- Training initiative for Mediterranean and Middle East
A dedicated Middle East faculty has been established at the NATO Defense College in Rome as part of the NATO Regional Cooperation Course.
Education and training in NATO-led operations
NATO’s efforts to bring stability to crisis areas go beyond deploying troops. Through training and education programmes, NATO is helping countries such as Afghanistan develop its own security institutions and provide for its own security.
An important aspect of NATO’s engagement in Afghanistan is assisting the country in developing its security structures and forces. While the United States is the lead country for training the Afghan National Army (ANA), NATO is assisting and supporting this process. This includes special courses to train Afghan soldiers in specific skills and to prepare them to work in tandem with NATO forces. The Alliance has also deployed Operational Mentoring and Liaison Teams to Afghan National Army units at various levels of command. These are small groups of experienced officers and non-commissioned officers that coach and mentor the ANA units to which they are attached.
In 2006, NATO signed a declaration with Afghanistan, establishing a substantial programme of long-term co-operation. The Afghan Cooperation Programme provides for further training assistance, including opening NATO courses and partnership activities to Afghan participation, providing advice and expertise on defence reform and the development of security institutions, as well as specific assistance such as language training.

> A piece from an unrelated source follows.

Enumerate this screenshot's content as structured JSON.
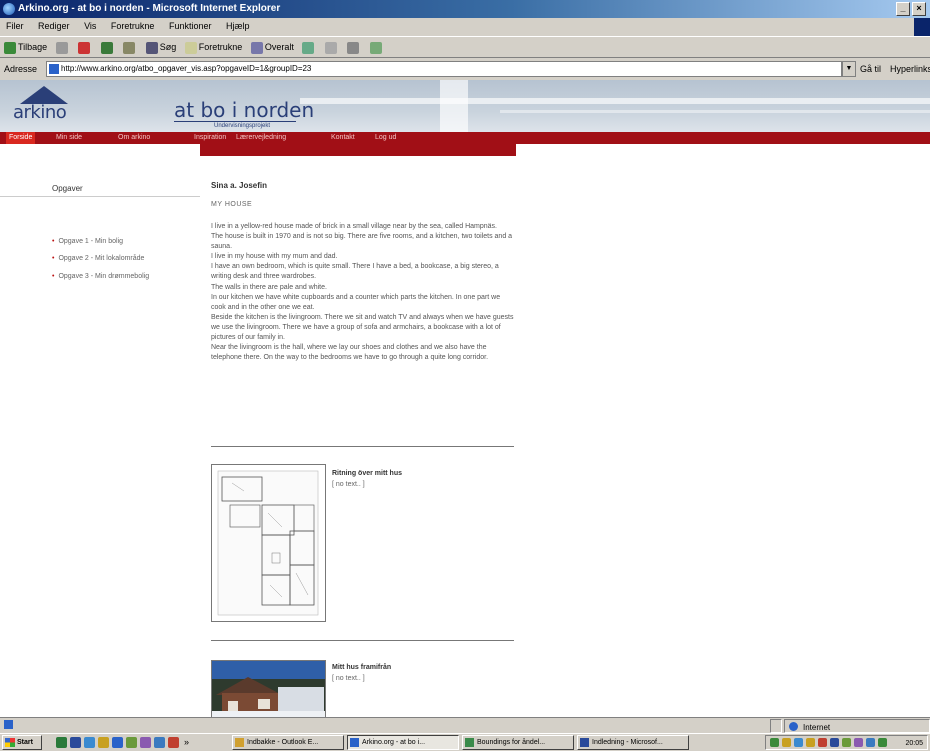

Subsequently, on 20 November 2010, NATO and the Government of the Islamic Republic of Afghanistan signed a Declaration on an Enduring Partnership at the NATO Summit in Lisbon. The Enduring Partnership is intended to provide long-term political and practical support to Afghanistan as it rebuilds its security institutions and assumes full responsibility for its own security through the Transition process. It includes a series of agreed programmes and activities undertaken as part of the ongoing cooperation between NATO and Afghanistan. This includes the Professional Military Education Programme for Afghanistan which aims to further develop Afghan institutions.
NATO and Russia also are collaborating through the NATO-Russia Council on a counter-narcotics training pilot project tailored to Afghan and Central Asian personnel.
At the request of the African Union (AU), NATO assisted the AU (June 2005-end December 2007) in strengthening its peacekeeping force in Darfur in a bid to halt the continuing violence. Initially, NATO’s support consisted in training AU troops in strategic-level planning and operational procedures. It provided support to a UN-led map exercise and later, in summer 2006, also provided training assistance in the fields of pre-deployment certification and “lessons learned”, as well as information management.
From 2004 to end 2011, NATO helped Iraq provide for its own security by training Iraqi personnel and supporting the development of the country’s security institutions.
NATO trained and mentored middle and senior level personnel from the Iraqi security forces in Iraq and outside of Iraq, at NATO schools and training centres. The Alliance also played a role in co-ordinating offers of equipment and training from individual NATO and Partner countries.